Bangkok, 27 August 2023.
I normally try to keep all the images here my own original work and/or the work of my roomful of robot “assistants,” all of them named Ági for some reason. But today I will depart from this august tradition (heh, get it?) and swipe a few images from Instagram. Dear Internet (Dear Artists) please forgive me, it’s for a good cause.
Fúú, Mensch, it’s been a while since I saw a painting I really really wanted to buy. But here it is. (Yeah, I’m way too broke to buy it at the moment, but mark my words: you should buy it in my place! I will buy another one.)
I’m not going to put them all here but go look at his Insta (also linked from the pic) and you will see a plethora of quite sexy nudes – who knew that was still a thing?
And this in particular, wow. (Can a painting with a staircase not be about Duchamp? No idea.)
I love it when I find a painter who paints pictures I wish I’d painted myself, but in a style so different from my own that I won’t ever paint them by accident.
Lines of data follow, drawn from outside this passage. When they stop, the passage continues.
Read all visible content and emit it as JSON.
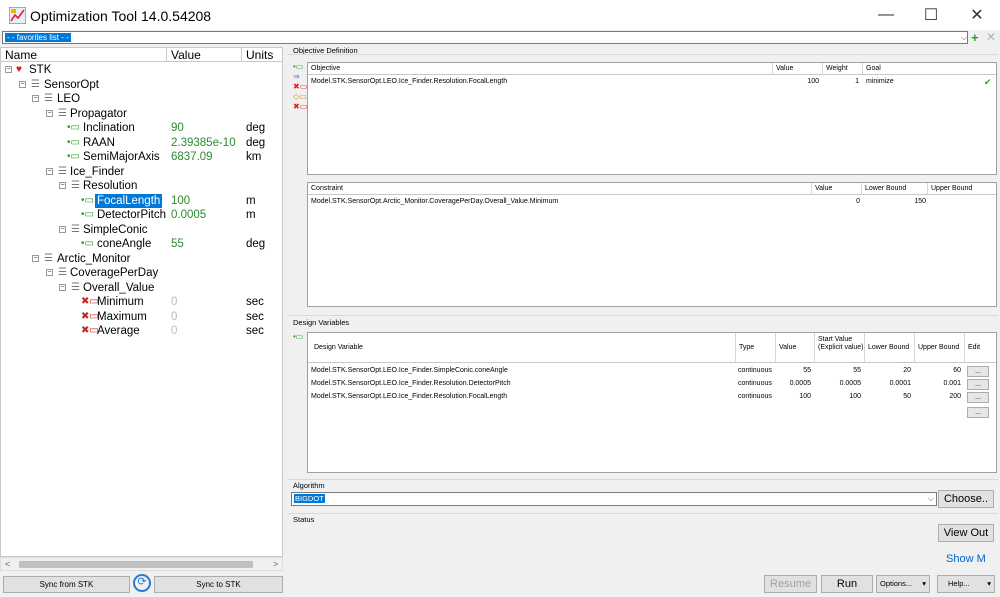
{
  "window": {
    "title": "Optimization Tool 14.0.54208",
    "minimize": "—",
    "maximize": "☐",
    "close": "✕"
  },
  "favorites": {
    "value": "- - favorites list - -",
    "add_icon": "+",
    "remove_icon": "✕"
  },
  "tree": {
    "columns": [
      "Name",
      "Value",
      "Units"
    ],
    "rows": [
      {
        "label": "STK",
        "value": "",
        "unit": ""
      },
      {
        "label": "SensorOpt",
        "value": "",
        "unit": ""
      },
      {
        "label": "LEO",
        "value": "",
        "unit": ""
      },
      {
        "label": "Propagator",
        "value": "",
        "unit": ""
      },
      {
        "label": "Inclination",
        "value": "90",
        "unit": "deg"
      },
      {
        "label": "RAAN",
        "value": "2.39385e-10",
        "unit": "deg"
      },
      {
        "label": "SemiMajorAxis",
        "value": "6837.09",
        "unit": "km"
      },
      {
        "label": "Ice_Finder",
        "value": "",
        "unit": ""
      },
      {
        "label": "Resolution",
        "value": "",
        "unit": ""
      },
      {
        "label": "FocalLength",
        "value": "100",
        "unit": "m"
      },
      {
        "label": "DetectorPitch",
        "value": "0.0005",
        "unit": "m"
      },
      {
        "label": "SimpleConic",
        "value": "",
        "unit": ""
      },
      {
        "label": "coneAngle",
        "value": "55",
        "unit": "deg"
      },
      {
        "label": "Arctic_Monitor",
        "value": "",
        "unit": ""
      },
      {
        "label": "CoveragePerDay",
        "value": "",
        "unit": ""
      },
      {
        "label": "Overall_Value",
        "value": "",
        "unit": ""
      },
      {
        "label": "Minimum",
        "value": "0",
        "unit": "sec"
      },
      {
        "label": "Maximum",
        "value": "0",
        "unit": "sec"
      },
      {
        "label": "Average",
        "value": "0",
        "unit": "sec"
      }
    ],
    "scroll_left": "<",
    "scroll_right": ">"
  },
  "sync": {
    "from_label": "Sync from STK",
    "to_label": "Sync to STK"
  },
  "objective": {
    "section_label": "Objective Definition",
    "headers": [
      "Objective",
      "Value",
      "Weight",
      "Goal"
    ],
    "rows": [
      {
        "objective": "Model.STK.SensorOpt.LEO.Ice_Finder.Resolution.FocalLength",
        "value": "100",
        "weight": "1",
        "goal": "minimize"
      }
    ]
  },
  "constraint": {
    "headers": [
      "Constraint",
      "Value",
      "Lower Bound",
      "Upper Bound"
    ],
    "rows": [
      {
        "constraint": "Model.STK.SensorOpt.Arctic_Monitor.CoveragePerDay.Overall_Value.Minimum",
        "value": "0",
        "lower": "150",
        "upper": ""
      }
    ]
  },
  "design_variables": {
    "section_label": "Design Variables",
    "headers": [
      "Design Variable",
      "Type",
      "Value",
      "Start Value (Explicit value)",
      "Lower Bound",
      "Upper Bound",
      "Edit"
    ],
    "rows": [
      {
        "name": "Model.STK.SensorOpt.LEO.Ice_Finder.SimpleConic.coneAngle",
        "type": "continuous",
        "value": "55",
        "start": "55",
        "lower": "20",
        "upper": "60",
        "edit": "..."
      },
      {
        "name": "Model.STK.SensorOpt.LEO.Ice_Finder.Resolution.DetectorPitch",
        "type": "continuous",
        "value": "0.0005",
        "start": "0.0005",
        "lower": "0.0001",
        "upper": "0.001",
        "edit": "..."
      },
      {
        "name": "Model.STK.SensorOpt.LEO.Ice_Finder.Resolution.FocalLength",
        "type": "continuous",
        "value": "100",
        "start": "100",
        "lower": "50",
        "upper": "200",
        "edit": "..."
      }
    ],
    "extra_edit": "..."
  },
  "algorithm": {
    "section_label": "Algorithm",
    "value": "BIGDOT",
    "choose_label": "Choose.."
  },
  "status": {
    "section_label": "Status",
    "view_out_label": "View Out",
    "show_m_label": "Show M"
  },
  "footer": {
    "resume_label": "Resume",
    "run_label": "Run",
    "options_label": "Options...",
    "help_label": "Help...",
    "dropdown_arrow": "▾"
  },
  "colors": {
    "accent": "#0078d7",
    "value_green": "#2e8b2e",
    "link_blue": "#0066cc"
  }
}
In this sense, and also in some of the very painterliness of the work, it reminds me a bit of Fuchs.
Here’s another artist I hope to collect one day! (I guess that’s the theme for this post, sure, why not.) I fear my walls will never be big enough for these giant monumental things, but no worries, he’s a painter of many sizes, which is one of the things I like about him.
Raftopoulos is doing the abstract-figurative thing full-tilt, and it’s awesome. There are a lot of historical references in his work, and a lot of what I can only assume are personal references too. It’s very mysterious.
I was actually thinking about Raftopoulos while listening to a podcast interview with Georgia Hart and contemplating my own, as-yet financially doomish art career. And the thought that stuck was: look at George Raftopoulos! A guy my age! Sure, he’s had a lot more shows and yadda yadda, but from my point of view he’s just some dude I saw on Insta and I really liked his paintings, and now here I am quietly promoting him, and at some point I will probably buy one of his works. Anything is possible!
What I love about Gonzenbach is his balancing act between high-concept and thrashing, Mitteleuropa Angst-ism, sort of like a young Kiefer but not as nihilistic. You think I jest? Listen to the man himself:
“My entire work is based around the floating notion of everyday and its extraordinary banality.” – Christian Gonzenbach, 2005
That is from an exhibition of really beautiful vases.
Another thing that stands out with him is how playful some of the work is – boyishly playful, Lego time, that sort of thing – and then how much implied violence there is in other things.
I haven’t really collected sculpture yet. I have a few objects, and some of my own; and I have plans to collect but they’re pretty vague. The one point in which they are not vague is that if I can afford it, one day I’m buying a Gonzenbach and putting it in my art house in Tenerife.
And there we have it, a sort of mini-several-artists to tide us over until the writer’s block unblocks. I should do this more often. And we both, you and I, Dear Viewer, should get off our corpulent backsides and go buy some art!
Now get to work Mr Frost, the pictures won’t paint themselves, not yet anyway.